Task description — Give back every entry in full, exactly as it reads.
··· Given data
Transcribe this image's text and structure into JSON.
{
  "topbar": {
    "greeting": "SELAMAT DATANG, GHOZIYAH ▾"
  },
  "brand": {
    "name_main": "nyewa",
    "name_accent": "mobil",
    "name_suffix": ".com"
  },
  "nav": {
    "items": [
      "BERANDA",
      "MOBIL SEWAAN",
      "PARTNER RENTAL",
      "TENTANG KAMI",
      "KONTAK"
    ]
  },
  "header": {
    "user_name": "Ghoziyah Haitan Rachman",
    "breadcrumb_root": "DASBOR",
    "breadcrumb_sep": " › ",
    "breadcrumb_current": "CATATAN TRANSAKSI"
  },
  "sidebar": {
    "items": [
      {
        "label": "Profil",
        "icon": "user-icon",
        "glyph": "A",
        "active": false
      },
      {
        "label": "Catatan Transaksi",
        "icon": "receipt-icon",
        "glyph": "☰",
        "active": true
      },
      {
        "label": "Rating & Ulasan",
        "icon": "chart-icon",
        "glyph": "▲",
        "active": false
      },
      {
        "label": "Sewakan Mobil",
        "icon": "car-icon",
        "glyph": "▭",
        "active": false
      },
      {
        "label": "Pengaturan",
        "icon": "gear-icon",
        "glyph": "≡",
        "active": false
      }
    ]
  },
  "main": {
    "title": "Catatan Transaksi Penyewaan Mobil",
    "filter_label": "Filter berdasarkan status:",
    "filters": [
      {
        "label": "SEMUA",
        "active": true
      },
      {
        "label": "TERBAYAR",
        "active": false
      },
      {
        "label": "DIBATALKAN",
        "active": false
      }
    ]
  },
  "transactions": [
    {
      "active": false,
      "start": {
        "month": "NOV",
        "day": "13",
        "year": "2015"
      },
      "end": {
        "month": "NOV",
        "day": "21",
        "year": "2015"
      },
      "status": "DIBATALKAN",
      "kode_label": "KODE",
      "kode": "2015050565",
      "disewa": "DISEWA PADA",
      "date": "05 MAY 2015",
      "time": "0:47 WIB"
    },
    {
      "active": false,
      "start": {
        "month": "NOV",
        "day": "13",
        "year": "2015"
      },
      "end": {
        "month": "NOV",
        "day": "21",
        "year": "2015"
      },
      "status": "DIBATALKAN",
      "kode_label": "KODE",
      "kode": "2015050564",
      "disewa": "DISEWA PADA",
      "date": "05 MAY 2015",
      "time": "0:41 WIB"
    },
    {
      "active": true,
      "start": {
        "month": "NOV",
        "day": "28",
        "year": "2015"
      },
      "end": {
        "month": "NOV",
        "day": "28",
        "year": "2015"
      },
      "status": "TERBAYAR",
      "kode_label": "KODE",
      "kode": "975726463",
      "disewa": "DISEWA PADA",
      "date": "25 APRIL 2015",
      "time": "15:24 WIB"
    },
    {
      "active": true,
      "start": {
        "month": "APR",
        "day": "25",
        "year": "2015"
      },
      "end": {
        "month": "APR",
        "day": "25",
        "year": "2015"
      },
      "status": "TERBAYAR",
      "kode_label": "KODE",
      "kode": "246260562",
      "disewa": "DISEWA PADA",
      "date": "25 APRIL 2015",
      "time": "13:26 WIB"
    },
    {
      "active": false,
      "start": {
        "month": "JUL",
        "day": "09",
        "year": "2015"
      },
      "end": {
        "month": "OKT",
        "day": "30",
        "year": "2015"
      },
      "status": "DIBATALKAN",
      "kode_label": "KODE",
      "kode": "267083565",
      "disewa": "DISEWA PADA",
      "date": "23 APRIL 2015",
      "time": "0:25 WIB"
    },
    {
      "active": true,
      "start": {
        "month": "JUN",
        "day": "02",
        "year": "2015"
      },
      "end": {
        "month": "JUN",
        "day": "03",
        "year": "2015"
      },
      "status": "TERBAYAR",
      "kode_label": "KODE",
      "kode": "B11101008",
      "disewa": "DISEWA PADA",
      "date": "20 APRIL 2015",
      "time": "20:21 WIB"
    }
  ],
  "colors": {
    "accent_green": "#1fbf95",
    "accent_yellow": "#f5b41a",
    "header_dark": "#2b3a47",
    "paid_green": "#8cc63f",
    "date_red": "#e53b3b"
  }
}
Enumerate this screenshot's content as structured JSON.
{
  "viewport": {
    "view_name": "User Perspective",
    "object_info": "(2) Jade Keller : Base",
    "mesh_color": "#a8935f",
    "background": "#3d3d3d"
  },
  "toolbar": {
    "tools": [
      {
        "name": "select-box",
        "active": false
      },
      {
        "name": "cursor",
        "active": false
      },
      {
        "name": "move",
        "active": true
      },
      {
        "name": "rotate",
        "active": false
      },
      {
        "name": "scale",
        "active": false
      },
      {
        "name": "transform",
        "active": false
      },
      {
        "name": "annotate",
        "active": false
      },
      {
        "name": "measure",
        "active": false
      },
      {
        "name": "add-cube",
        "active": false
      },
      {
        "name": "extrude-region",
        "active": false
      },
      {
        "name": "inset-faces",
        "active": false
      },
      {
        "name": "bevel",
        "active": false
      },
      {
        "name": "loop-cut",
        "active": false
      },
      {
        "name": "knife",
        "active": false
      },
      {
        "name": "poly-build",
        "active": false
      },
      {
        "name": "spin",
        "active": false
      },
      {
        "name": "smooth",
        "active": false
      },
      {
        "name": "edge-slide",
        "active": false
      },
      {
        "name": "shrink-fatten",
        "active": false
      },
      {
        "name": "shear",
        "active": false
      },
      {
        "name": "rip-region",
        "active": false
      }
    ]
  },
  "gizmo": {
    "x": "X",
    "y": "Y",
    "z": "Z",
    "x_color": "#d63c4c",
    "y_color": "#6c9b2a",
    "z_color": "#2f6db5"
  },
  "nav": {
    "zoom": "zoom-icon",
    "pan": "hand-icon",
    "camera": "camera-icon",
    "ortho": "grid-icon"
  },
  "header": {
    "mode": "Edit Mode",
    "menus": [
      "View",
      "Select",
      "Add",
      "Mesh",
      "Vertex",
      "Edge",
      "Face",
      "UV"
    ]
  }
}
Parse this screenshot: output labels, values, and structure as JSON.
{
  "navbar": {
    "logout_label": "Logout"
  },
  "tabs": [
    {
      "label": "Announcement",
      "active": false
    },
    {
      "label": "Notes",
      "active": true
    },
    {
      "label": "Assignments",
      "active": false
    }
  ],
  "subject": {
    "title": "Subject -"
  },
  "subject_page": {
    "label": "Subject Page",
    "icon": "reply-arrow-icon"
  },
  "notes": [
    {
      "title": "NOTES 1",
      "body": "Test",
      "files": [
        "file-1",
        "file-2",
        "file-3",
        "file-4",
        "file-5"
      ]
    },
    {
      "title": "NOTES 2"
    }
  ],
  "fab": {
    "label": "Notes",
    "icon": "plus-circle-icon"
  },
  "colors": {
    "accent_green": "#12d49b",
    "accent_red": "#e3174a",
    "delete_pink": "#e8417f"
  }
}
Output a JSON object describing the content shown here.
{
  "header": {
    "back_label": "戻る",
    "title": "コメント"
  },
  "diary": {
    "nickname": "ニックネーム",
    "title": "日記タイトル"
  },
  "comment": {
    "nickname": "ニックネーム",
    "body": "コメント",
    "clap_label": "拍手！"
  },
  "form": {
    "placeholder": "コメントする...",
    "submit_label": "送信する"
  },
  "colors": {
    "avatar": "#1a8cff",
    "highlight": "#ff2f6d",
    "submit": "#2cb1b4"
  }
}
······
Exercise response —
Transcribe this image's text and structure into JSON.
{
  "topbar": {
    "greeting": "SELAMAT DATANG, GHOZIYAH ▾"
  },
  "brand": {
    "name_main": "nyewa",
    "name_accent": "mobil",
    "name_suffix": ".com"
  },
  "nav": {
    "items": [
      "BERANDA",
      "MOBIL SEWAAN",
      "PARTNER RENTAL",
      "TENTANG KAMI",
      "KONTAK"
    ]
  },
  "header": {
    "user_name": "Ghoziyah Haitan Rachman",
    "breadcrumb_root": "DASBOR",
    "breadcrumb_sep": " › ",
    "breadcrumb_current": "CATATAN TRANSAKSI"
  },
  "sidebar": {
    "items": [
      {
        "label": "Profil",
        "icon": "user-icon",
        "glyph": "A",
        "active": false
      },
      {
        "label": "Catatan Transaksi",
        "icon": "receipt-icon",
        "glyph": "☰",
        "active": true
      },
      {
        "label": "Rating & Ulasan",
        "icon": "chart-icon",
        "glyph": "▲",
        "active": false
      },
      {
        "label": "Sewakan Mobil",
        "icon": "car-icon",
        "glyph": "▭",
        "active": false
      },
      {
        "label": "Pengaturan",
        "icon": "gear-icon",
        "glyph": "≡",
        "active": false
      }
    ]
  },
  "main": {
    "title": "Catatan Transaksi Penyewaan Mobil",
    "filter_label": "Filter berdasarkan status:",
    "filters": [
      {
        "label": "SEMUA",
        "active": true
      },
      {
        "label": "TERBAYAR",
        "active": false
      },
      {
        "label": "DIBATALKAN",
        "active": false
      }
    ]
  },
  "transactions": [
    {
      "active": false,
      "start": {
        "month": "NOV",
        "day": "13",
        "year": "2015"
      },
      "end": {
        "month": "NOV",
        "day": "21",
        "year": "2015"
      },
      "status": "DIBATALKAN",
      "kode_label": "KODE",
      "kode": "2015050565",
      "disewa": "DISEWA PADA",
      "date": "05 MAY 2015",
      "time": "0:47 WIB"
    },
    {
      "active": false,
      "start": {
        "month": "NOV",
        "day": "13",
        "year": "2015"
      },
      "end": {
        "month": "NOV",
        "day": "21",
        "year": "2015"
      },
      "status": "DIBATALKAN",
      "kode_label": "KODE",
      "kode": "2015050564",
      "disewa": "DISEWA PADA",
      "date": "05 MAY 2015",
      "time": "0:41 WIB"
    },
    {
      "active": true,
      "start": {
        "month": "NOV",
        "day": "28",
        "year": "2015"
      },
      "end": {
        "month": "NOV",
        "day": "28",
        "year": "2015"
      },
      "status": "TERBAYAR",
      "kode_label": "KODE",
      "kode": "975726463",
      "disewa": "DISEWA PADA",
      "date": "25 APRIL 2015",
      "time": "15:24 WIB"
    },
    {
      "active": true,
      "start": {
        "month": "APR",
        "day": "25",
        "year": "2015"
      },
      "end": {
        "month": "APR",
        "day": "25",
        "year": "2015"
      },
      "status": "TERBAYAR",
      "kode_label": "KODE",
      "kode": "246260562",
      "disewa": "DISEWA PADA",
      "date": "25 APRIL 2015",
      "time": "13:26 WIB"
    },
    {
      "active": false,
      "start": {
        "month": "JUL",
        "day": "09",
        "year": "2015"
      },
      "end": {
        "month": "OKT",
        "day": "30",
        "year": "2015"
      },
      "status": "DIBATALKAN",
      "kode_label": "KODE",
      "kode": "267083565",
      "disewa": "DISEWA PADA",
      "date": "23 APRIL 2015",
      "time": "0:25 WIB"
    },
    {
      "active": true,
      "start": {
        "month": "JUN",
        "day": "02",
        "year": "2015"
      },
      "end": {
        "month": "JUN",
        "day": "03",
        "year": "2015"
      },
      "status": "TERBAYAR",
      "kode_label": "KODE",
      "kode": "B11101008",
      "disewa": "DISEWA PADA",
      "date": "20 APRIL 2015",
      "time": "20:21 WIB"
    }
  ],
  "colors": {
    "accent_green": "#1fbf95",
    "accent_yellow": "#f5b41a",
    "header_dark": "#2b3a47",
    "paid_green": "#8cc63f",
    "date_red": "#e53b3b"
  }
}
Enumerate this screenshot's content as structured JSON.
{
  "viewport": {
    "view_name": "User Perspective",
    "object_info": "(2) Jade Keller : Base",
    "mesh_color": "#a8935f",
    "background": "#3d3d3d"
  },
  "toolbar": {
    "tools": [
      {
        "name": "select-box",
        "active": false
      },
      {
        "name": "cursor",
        "active": false
      },
      {
        "name": "move",
        "active": true
      },
      {
        "name": "rotate",
        "active": false
      },
      {
        "name": "scale",
        "active": false
      },
      {
        "name": "transform",
        "active": false
      },
      {
        "name": "annotate",
        "active": false
      },
      {
        "name": "measure",
        "active": false
      },
      {
        "name": "add-cube",
        "active": false
      },
      {
        "name": "extrude-region",
        "active": false
      },
      {
        "name": "inset-faces",
        "active": false
      },
      {
        "name": "bevel",
        "active": false
      },
      {
        "name": "loop-cut",
        "active": false
      },
      {
        "name": "knife",
        "active": false
      },
      {
        "name": "poly-build",
        "active": false
      },
      {
        "name": "spin",
        "active": false
      },
      {
        "name": "smooth",
        "active": false
      },
      {
        "name": "edge-slide",
        "active": false
      },
      {
        "name": "shrink-fatten",
        "active": false
      },
      {
        "name": "shear",
        "active": false
      },
      {
        "name": "rip-region",
        "active": false
      }
    ]
  },
  "gizmo": {
    "x": "X",
    "y": "Y",
    "z": "Z",
    "x_color": "#d63c4c",
    "y_color": "#6c9b2a",
    "z_color": "#2f6db5"
  },
  "nav": {
    "zoom": "zoom-icon",
    "pan": "hand-icon",
    "camera": "camera-icon",
    "ortho": "grid-icon"
  },
  "header": {
    "mode": "Edit Mode",
    "menus": [
      "View",
      "Select",
      "Add",
      "Mesh",
      "Vertex",
      "Edge",
      "Face",
      "UV"
    ]
  }
}
Parse this screenshot: output labels, values, and structure as JSON.
{
  "navbar": {
    "logout_label": "Logout"
  },
  "tabs": [
    {
      "label": "Announcement",
      "active": false
    },
    {
      "label": "Notes",
      "active": true
    },
    {
      "label": "Assignments",
      "active": false
    }
  ],
  "subject": {
    "title": "Subject -"
  },
  "subject_page": {
    "label": "Subject Page",
    "icon": "reply-arrow-icon"
  },
  "notes": [
    {
      "title": "NOTES 1",
      "body": "Test",
      "files": [
        "file-1",
        "file-2",
        "file-3",
        "file-4",
        "file-5"
      ]
    },
    {
      "title": "NOTES 2"
    }
  ],
  "fab": {
    "label": "Notes",
    "icon": "plus-circle-icon"
  },
  "colors": {
    "accent_green": "#12d49b",
    "accent_red": "#e3174a",
    "delete_pink": "#e8417f"
  }
}
Output a JSON object describing the content shown here.
{
  "header": {
    "back_label": "戻る",
    "title": "コメント"
  },
  "diary": {
    "nickname": "ニックネーム",
    "title": "日記タイトル"
  },
  "comment": {
    "nickname": "ニックネーム",
    "body": "コメント",
    "clap_label": "拍手！"
  },
  "form": {
    "placeholder": "コメントする...",
    "submit_label": "送信する"
  },
  "colors": {
    "avatar": "#1a8cff",
    "highlight": "#ff2f6d",
    "submit": "#2cb1b4"
  }
}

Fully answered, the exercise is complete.